As the U.S. trade war with China continues, farmers in California’s Central Valley are feeling the pinch.
Jay Mahil is one such farmer: he grows almonds in Madera, and is the fourth generation in his family to do so. He says he normally exports a lot of his crop overseas to China, but with the trade war, he and other nut growers are starting to get edged out.
“You know, some of the other countries have been capitalizing on this, especially Australia,” says Mahil.
The Trump administration promised relief to affected farmers last week in the form of a $16 billion aid package. But Mahil says if you break down the numbers, the aid won’t go very far.
“You’re going to get 3 cents a pound, which is pennies on the dollar,” he says. “It’s something, but, you know, in the overall scheme of things it’s not going to equate out to what growers are missing out on.”
The almonds that would have been exported to China will still get sold to remaining markets.
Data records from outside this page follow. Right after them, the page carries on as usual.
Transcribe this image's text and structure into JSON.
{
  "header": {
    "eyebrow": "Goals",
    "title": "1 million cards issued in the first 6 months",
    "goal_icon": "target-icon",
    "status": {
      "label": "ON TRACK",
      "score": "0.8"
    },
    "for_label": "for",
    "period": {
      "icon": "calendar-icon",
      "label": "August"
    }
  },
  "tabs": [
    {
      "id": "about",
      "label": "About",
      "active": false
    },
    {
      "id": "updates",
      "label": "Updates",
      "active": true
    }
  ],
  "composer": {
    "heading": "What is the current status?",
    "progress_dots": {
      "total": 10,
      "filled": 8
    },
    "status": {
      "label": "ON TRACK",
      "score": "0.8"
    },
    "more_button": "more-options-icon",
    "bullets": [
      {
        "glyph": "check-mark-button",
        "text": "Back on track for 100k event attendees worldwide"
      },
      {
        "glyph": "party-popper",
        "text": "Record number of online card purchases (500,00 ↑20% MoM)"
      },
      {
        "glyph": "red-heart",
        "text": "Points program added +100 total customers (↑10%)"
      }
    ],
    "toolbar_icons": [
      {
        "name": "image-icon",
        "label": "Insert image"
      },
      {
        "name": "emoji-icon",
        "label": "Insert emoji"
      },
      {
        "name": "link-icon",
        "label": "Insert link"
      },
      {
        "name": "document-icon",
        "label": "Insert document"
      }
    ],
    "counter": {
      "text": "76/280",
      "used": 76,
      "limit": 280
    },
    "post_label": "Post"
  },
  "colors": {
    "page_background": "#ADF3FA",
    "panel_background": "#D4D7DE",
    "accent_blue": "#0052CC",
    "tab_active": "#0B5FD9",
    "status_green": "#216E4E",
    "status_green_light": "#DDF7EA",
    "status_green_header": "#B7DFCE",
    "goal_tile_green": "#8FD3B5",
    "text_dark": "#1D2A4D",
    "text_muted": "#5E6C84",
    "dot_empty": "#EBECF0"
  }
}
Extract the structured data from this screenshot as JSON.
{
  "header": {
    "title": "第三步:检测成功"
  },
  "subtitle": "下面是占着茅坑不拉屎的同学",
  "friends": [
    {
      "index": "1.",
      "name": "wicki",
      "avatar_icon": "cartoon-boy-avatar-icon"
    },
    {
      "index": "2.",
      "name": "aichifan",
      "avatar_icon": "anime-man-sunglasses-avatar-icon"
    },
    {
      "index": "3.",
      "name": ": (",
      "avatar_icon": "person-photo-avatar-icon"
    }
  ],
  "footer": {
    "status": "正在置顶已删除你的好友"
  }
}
But Mahil says farmers likely won’t get the best price, since they’re now operating with a surplus.
He adds that it’s taking months for farmers to get payouts promised in the fall of 2018. Even still, he says farmers are hopeful President Donald Trump comes out with a better trade deal.